March 22, 2010
By: Zachariah Blott
On the court, the Bobcats’ immediate future is looking rosy with the team poised to make their first ever foray into the playoffs. Off the court, the club’s long-term prospects may have gone from clunk to crash.
Michael Jordan became the Bobcats’ majority owner last week after 4 years of minority ownership. He and his investment group bought their way in with $275 million, and MJ declared Thursday that he will be very involved in Bobcat operations, planning to make them a “winning program.”
Maybe Jordan didn’t read the flowchart, but his input will not lead to winning. In fact, the best thing he can do right now is stay far away and treat himself like an outsider who must rely on the guys who know the game to run the show. Instead he’s going to purchase a home in Charlotte and become a bigger cog in what’s going on.
The problems with this are obvious. Almost everything he’s done while working in the front offices of both Washington and Charlotte has been rightfully panned. Beyond the jokes about drafting Adam Morrison and Kwame Brown, Jordan is also responsible for incorrectly evaluating talent that’s already on his team. He threw away Jared Dudley in the Jason Richardson trade last year. Since then, Dudley has blown up for Phoenix and been an important piece to their resurgence this season. Jordan also gave away Shannon Brown last year, and Brown is now one of the Lakers’ most productive reserves who started admirably during Kobe’s absence.
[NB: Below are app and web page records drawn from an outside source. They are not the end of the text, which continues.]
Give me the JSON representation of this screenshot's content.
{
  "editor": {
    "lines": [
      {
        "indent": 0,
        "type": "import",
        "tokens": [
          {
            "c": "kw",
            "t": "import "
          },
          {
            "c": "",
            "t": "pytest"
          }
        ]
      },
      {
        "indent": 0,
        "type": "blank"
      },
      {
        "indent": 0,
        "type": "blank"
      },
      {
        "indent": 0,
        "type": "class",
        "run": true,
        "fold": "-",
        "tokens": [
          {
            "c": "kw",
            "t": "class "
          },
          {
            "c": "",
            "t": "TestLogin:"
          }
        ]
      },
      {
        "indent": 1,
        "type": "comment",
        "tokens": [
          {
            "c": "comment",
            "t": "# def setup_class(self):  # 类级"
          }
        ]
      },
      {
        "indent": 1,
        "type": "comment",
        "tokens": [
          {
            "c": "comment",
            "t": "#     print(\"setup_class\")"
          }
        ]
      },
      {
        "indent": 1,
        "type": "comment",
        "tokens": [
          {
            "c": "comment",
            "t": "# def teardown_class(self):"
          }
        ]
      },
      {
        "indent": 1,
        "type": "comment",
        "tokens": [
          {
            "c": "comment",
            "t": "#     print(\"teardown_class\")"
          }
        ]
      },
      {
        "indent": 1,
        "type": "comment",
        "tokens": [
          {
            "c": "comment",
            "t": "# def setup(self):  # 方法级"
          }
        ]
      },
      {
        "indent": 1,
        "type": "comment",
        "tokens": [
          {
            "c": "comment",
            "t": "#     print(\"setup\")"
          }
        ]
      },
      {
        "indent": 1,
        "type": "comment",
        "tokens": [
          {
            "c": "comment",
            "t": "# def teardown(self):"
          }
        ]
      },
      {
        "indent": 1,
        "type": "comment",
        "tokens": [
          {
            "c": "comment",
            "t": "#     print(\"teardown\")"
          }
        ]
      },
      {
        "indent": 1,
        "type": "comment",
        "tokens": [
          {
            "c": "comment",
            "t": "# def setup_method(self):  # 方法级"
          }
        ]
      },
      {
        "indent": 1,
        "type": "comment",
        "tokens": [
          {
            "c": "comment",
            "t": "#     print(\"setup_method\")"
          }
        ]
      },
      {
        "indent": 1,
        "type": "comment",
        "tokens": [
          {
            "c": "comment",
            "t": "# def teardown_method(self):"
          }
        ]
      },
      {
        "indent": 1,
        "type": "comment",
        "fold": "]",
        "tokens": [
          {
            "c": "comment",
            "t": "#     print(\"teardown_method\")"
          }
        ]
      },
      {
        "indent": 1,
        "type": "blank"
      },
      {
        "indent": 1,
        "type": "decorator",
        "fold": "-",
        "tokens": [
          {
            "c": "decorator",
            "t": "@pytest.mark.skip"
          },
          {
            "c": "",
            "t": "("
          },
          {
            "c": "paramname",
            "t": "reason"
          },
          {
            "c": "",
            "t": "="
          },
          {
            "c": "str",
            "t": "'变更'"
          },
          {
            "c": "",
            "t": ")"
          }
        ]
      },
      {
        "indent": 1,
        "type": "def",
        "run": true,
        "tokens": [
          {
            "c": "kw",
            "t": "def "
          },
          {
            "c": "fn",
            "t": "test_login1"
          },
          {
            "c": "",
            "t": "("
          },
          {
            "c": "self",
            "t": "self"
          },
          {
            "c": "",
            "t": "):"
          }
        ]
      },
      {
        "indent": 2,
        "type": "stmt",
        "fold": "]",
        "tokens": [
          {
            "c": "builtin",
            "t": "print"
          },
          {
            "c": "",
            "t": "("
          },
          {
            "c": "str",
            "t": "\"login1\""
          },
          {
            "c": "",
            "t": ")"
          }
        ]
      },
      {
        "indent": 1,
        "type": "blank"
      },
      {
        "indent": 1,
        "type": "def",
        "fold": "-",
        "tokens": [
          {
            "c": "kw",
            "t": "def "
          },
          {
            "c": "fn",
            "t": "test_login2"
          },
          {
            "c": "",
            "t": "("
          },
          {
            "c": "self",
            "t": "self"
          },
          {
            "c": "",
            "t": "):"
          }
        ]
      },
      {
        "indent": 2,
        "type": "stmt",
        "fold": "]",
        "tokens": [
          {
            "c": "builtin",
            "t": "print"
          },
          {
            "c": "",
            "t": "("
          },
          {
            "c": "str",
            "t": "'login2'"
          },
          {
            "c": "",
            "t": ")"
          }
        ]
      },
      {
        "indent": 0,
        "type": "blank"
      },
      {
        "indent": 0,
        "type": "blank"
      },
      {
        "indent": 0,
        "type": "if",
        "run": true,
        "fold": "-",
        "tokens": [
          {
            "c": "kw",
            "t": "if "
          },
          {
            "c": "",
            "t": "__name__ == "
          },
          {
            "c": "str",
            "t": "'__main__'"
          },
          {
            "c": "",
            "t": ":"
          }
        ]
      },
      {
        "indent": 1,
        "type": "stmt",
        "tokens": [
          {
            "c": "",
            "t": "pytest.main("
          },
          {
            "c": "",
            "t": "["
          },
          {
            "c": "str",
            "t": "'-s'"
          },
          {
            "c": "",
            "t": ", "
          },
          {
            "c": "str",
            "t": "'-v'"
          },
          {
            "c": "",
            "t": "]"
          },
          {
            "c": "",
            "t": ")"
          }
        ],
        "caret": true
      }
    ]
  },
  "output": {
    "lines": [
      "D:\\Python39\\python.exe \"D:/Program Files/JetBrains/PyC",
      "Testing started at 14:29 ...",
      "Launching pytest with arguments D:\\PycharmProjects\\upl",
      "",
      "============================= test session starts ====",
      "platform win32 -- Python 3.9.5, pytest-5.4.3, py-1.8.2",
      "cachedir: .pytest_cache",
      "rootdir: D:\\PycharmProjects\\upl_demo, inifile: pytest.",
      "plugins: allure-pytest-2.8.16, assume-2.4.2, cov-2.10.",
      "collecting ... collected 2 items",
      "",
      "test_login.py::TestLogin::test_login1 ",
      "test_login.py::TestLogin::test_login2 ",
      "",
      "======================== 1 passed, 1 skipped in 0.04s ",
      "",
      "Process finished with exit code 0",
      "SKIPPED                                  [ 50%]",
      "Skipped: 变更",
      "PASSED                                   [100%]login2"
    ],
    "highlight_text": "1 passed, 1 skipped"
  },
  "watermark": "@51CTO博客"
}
Jordan has also been a bit of a distraction when he is around the clubs he’s worked with. Before playing for the Wizards, he was the President of Basketball Operations in Washington and would occasionally show up to practices to scrimmage with the players. Hint to Greatest Guard Ever: that’s a major distraction. Do you think the guys were discussing the X’s and O’s of the offense in the locker room after practice? Hell no, it was more likely, “Holy crap, we just played with Michael Jordan!”
And recently he was jawing with rookie Gerald Henderson after a Charlotte practice (this definitely is not the year for a UNC guy to be heckling a Duke guy about his college, by the way), which was quickly followed up by losing to the youngster twice in a row at H-O-R-S-E. Way to put your team in the headlines for something stupid, new face-of-the-organization. By the way, that’s the predictably mediocre Gerald Henderson who Jordan drafted with the 12th selection, ahead of Ty Lawson, Darren Collison, Omri Casspi, Taj Gibson, DeJuan Blair, Chase Budinger, etc.
Part of what makes Jordan a distraction isn’t just his aura of greatness that illuminates a room like the healing glow of late-night TV: it’s also that he trash talks players on his own team. If The Jordan Rules taught me anything, it’s that MJ knows how to be a world-class asshole to his teammates. He has a huge ego and wants to make sure everyone always knows he’s top dog (remember his Hall of Fame speech?). Imagine a boss like that. Now imagine that boss has always been crappy at his job, and then imagine he now wants to spend more time around all the employees to make sure things run smoothly. Yeah, this is going to get ugly.
More on Michael Jordan’s move to own the Bobcats after the break…